Why am I telling you all this? Certainly not to brag. As I’ve said, I don’t know what came over me, only that I surrendered to something and the report came out brilliant. I just think there’s a great moral here. How often do we think that we can’t do something and we’re so convinced that we never even try? I was actually afraid to be the general evaluator, which is quite silly considering that I life coach for a living, and that I’m regularly up on my feet in front of an audience. But when I accepted the role, something in me stepped up to the mark. In fact I think all I had to do was step out of my own way and let my unconscious higher inspiration get on with it!
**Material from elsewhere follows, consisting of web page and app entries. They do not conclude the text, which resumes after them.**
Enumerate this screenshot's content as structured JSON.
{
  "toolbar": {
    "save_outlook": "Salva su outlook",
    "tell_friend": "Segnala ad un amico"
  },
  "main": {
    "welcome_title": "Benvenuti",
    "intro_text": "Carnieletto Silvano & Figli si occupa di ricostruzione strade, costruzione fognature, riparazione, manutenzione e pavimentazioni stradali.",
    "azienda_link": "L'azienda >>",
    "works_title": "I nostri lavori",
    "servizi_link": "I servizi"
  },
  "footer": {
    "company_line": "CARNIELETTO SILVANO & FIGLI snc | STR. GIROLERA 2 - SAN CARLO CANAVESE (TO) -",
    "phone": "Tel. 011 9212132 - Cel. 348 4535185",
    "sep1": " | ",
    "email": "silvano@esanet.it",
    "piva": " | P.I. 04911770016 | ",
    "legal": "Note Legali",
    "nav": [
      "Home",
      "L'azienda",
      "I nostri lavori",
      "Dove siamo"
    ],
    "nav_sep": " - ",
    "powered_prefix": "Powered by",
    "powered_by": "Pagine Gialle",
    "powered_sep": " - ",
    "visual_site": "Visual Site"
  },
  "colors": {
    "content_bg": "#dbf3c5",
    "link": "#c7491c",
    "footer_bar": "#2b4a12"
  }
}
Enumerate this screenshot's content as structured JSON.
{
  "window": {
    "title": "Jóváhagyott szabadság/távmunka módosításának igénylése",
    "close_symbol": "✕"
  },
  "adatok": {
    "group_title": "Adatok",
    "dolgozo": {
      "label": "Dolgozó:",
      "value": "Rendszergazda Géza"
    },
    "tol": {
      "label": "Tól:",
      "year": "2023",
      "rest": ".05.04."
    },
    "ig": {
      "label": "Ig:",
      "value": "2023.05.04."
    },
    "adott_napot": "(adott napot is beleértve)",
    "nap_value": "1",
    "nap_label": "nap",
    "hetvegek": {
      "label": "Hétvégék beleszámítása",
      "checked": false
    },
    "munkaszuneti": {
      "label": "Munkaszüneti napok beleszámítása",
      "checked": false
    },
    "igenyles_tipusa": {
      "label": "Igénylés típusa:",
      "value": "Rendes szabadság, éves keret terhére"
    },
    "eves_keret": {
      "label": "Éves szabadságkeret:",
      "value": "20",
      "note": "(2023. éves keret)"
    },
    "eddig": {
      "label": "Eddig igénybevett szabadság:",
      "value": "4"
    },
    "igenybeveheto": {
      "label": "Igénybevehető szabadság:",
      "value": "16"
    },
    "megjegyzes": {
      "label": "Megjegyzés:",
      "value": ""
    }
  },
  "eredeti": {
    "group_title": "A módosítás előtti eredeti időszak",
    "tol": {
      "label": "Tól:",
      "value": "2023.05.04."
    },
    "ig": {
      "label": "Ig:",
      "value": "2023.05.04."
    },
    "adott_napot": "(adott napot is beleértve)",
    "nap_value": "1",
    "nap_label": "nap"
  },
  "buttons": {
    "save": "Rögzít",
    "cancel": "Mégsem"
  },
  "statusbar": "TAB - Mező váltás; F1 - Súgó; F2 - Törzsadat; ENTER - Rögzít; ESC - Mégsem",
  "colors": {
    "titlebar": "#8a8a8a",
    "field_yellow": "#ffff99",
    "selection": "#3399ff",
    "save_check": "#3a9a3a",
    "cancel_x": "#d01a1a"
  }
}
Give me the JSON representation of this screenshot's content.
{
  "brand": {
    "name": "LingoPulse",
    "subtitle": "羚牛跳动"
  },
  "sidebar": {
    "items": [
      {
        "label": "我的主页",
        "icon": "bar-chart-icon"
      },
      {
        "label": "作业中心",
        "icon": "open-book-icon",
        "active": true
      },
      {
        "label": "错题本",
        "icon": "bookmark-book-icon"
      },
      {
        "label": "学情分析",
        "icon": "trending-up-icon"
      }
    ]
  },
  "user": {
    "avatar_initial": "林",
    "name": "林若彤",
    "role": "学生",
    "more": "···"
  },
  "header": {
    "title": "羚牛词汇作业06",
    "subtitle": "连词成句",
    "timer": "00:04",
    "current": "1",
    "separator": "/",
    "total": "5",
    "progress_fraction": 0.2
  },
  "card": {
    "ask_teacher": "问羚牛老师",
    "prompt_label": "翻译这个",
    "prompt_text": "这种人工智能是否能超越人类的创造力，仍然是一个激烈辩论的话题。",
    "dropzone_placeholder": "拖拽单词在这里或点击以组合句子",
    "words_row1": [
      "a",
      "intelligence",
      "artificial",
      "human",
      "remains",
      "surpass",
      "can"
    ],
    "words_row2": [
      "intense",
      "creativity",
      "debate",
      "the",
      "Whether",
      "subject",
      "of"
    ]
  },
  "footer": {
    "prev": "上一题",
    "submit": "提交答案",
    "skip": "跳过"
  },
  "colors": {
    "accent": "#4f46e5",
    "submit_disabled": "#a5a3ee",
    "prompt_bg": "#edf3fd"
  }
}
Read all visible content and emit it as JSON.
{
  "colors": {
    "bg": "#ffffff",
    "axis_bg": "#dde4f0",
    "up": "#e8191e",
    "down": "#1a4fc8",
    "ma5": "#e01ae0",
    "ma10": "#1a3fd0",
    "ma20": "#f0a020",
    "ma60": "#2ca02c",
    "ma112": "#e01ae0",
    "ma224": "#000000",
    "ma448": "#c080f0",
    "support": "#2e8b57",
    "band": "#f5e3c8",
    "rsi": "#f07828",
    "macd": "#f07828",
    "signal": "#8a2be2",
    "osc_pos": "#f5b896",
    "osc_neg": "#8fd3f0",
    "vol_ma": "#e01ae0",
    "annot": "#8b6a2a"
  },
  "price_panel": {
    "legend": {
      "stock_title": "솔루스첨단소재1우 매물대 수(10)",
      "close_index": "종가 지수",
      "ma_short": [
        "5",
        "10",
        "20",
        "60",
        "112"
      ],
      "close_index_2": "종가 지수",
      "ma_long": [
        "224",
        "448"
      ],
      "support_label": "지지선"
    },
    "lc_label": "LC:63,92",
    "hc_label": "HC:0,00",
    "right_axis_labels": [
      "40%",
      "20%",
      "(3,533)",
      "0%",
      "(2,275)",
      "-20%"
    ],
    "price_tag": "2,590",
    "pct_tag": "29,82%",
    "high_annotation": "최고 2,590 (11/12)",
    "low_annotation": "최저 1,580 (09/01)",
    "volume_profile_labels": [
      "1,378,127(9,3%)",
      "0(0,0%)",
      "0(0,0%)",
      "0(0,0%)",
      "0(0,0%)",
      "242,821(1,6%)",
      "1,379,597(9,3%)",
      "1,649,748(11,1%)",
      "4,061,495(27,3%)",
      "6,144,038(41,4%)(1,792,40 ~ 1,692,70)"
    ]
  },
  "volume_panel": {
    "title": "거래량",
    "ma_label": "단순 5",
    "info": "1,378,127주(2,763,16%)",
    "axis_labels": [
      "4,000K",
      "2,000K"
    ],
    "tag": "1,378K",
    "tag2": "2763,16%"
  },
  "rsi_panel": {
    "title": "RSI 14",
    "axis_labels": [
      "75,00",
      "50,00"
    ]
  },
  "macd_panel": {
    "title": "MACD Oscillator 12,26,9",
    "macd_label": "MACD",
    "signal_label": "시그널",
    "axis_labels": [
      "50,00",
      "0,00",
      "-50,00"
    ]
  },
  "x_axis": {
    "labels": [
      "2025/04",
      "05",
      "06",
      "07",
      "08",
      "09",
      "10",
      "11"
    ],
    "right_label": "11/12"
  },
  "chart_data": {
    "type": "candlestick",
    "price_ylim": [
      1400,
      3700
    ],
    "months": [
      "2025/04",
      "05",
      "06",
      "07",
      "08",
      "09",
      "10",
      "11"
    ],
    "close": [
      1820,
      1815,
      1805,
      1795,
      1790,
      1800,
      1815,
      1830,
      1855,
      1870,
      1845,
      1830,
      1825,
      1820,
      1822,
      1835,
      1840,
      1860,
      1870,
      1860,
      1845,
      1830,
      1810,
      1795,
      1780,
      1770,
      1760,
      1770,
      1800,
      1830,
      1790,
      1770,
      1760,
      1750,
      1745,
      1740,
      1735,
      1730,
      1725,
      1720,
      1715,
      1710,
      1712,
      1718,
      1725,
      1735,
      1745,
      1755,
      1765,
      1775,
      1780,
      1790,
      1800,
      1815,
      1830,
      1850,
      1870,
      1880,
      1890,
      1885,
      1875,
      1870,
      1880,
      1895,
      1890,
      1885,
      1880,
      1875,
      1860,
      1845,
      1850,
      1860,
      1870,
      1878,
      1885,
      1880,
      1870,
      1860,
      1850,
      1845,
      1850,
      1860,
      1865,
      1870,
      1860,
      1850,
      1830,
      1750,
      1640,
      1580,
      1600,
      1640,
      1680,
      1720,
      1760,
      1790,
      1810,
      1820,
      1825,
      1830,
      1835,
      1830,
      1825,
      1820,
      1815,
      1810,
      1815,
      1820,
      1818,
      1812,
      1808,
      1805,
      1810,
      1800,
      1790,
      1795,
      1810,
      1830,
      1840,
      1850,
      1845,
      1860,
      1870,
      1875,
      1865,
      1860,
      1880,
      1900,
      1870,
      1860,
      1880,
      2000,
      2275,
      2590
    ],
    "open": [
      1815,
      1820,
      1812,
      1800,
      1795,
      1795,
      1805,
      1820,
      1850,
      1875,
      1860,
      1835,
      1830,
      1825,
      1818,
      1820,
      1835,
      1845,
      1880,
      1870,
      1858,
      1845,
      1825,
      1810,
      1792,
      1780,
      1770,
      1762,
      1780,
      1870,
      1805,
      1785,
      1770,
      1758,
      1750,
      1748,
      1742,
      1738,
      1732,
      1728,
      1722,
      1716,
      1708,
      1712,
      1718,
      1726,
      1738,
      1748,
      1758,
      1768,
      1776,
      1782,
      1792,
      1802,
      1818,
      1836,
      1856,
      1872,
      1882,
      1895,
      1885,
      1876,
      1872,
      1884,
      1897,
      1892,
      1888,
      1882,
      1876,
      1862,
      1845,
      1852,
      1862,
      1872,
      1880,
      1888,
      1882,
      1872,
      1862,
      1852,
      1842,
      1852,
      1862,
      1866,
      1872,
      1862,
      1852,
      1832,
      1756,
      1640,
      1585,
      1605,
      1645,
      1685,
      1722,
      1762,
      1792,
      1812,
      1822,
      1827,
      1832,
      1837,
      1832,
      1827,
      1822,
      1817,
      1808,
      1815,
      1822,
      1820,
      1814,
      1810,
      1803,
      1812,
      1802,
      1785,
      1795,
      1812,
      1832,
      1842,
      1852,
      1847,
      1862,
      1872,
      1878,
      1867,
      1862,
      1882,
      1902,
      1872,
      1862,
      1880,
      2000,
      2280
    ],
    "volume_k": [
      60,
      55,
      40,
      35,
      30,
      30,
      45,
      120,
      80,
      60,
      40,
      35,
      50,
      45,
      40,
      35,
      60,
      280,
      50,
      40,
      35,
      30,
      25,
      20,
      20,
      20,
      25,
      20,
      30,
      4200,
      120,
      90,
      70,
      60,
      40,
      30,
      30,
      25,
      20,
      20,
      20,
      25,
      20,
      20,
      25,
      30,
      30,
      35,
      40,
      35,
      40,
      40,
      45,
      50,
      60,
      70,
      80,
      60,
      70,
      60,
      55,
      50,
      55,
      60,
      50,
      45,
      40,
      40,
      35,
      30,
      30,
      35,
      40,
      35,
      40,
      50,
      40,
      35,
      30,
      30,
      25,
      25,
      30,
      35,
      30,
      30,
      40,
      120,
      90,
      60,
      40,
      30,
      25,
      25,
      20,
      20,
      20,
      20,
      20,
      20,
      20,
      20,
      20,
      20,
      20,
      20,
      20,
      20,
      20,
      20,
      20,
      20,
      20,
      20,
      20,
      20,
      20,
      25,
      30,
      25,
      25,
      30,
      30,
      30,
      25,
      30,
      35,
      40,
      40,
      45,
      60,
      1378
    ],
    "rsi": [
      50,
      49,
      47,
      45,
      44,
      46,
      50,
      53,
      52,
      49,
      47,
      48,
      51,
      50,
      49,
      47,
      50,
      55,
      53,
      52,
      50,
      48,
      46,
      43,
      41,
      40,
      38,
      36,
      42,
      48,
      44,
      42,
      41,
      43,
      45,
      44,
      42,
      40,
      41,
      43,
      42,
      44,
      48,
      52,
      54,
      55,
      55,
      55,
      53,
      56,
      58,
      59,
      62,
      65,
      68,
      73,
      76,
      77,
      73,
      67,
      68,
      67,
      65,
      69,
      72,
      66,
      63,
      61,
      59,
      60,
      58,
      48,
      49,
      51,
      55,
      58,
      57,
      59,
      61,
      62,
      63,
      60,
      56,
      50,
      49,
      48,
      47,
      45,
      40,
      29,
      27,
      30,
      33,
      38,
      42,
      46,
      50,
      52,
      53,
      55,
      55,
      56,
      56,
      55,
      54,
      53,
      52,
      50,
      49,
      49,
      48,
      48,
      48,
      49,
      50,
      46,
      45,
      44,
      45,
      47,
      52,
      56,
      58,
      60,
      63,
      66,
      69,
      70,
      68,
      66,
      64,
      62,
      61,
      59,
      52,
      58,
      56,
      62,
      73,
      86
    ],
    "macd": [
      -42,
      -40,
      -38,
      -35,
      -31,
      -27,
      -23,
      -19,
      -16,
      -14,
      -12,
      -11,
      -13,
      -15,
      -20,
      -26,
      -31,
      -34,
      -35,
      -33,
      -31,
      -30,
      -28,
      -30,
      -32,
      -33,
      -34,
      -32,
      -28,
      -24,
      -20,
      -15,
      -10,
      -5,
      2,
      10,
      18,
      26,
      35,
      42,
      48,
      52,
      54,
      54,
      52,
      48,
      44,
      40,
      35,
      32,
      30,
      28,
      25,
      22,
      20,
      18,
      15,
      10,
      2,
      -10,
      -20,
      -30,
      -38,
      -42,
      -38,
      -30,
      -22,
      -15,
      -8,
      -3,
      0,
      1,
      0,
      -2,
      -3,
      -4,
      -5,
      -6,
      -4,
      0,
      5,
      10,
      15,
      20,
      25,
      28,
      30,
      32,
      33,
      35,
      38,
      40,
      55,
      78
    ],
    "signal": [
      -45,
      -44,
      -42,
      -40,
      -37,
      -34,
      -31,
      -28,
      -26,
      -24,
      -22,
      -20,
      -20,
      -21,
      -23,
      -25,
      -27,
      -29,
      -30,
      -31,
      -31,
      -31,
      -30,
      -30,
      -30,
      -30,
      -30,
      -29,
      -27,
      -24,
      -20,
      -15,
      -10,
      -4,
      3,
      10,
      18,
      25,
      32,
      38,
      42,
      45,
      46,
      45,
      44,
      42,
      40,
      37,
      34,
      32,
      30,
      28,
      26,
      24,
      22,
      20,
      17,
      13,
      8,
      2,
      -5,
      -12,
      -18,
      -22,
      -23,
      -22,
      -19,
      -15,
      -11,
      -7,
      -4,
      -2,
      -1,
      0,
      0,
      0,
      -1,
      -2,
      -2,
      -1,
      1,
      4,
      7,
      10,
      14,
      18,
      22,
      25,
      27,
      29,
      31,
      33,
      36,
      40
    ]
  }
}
As regular readers will know, I am Jewish and occasionally share with you little things that inspire me from inside Judaism. Well in the Jewish calendar we are currently in a period of communal mourning called ‘The 9 Days’ which will culminate this year on Sunday 29th July in a day called ‘The 9th of Av’, the saddest and most unlucky day in the Jewish calendar. To me the energy during this time period is palpably heavy, and quite honestly every year (along with lots of other Jews, I’m sure) I can’t wait for the 9th of Av to pass, and take all the heaviness of spirit with it. And yet there is a flip side. Somebody told me the other day apparently we have a tradition that the dawn of an enlightened world age will begin on the 9th of Av one year and that all the mourning will be turned to a corresponding amount of joy and celebration forevermore. Stand by on the 29th July … it’s 2012 after all … it could be this year!
I was thinking about all this in a wider context as I drove home tonight, and I was thinking “Isn’t that pattern true generally?” It brought to mind a quote I recently heard, I’m not sure who said it. It goes something like: ‘Pay attention to the problems in life because the greatest problems often hide the greatest opportunities’. It’s just so true, isn’t it? The bigger the problem that you solve, the more potent and positive the result. That’s why the 9th of Av has such great potential. Because it’s such a terrible day, when it gets turned inside out, it can only ever be absolutely brilliant. In the wider context, it’s such a great way to change our thinking to realize that problems are actually positive things, because once you push through them, the result on the other side is more than worth the effort. For this reason, the thing you are most afraid of doing is probably the thing that will benefit you the most if you just jump in and get on with it. Additionally it is often the case that once you do break through to the other side, the so called problem often just crumbles away, as if it was never there in the first place. Perhaps the problem was just an illusion all along, it’s only purpose being to get you to step up to the next level in your life. Once you’ve done that, of course the problem vanishes – it has done it’s job!
Most of all, tonight I got a timely reminder that to push yourself beyond your comfort zone is a fantastic and rewarding thing. To quote Tony Robbins: “Everything grows or dies, contributes or is eliminated”. What a compelling quote! Dunno about you, but I’m gonna keep growing and contributing, pushing through any challenges that come my way, and bringing you anything I learn in the process 🙂
Have a joyous week, get out there and be you!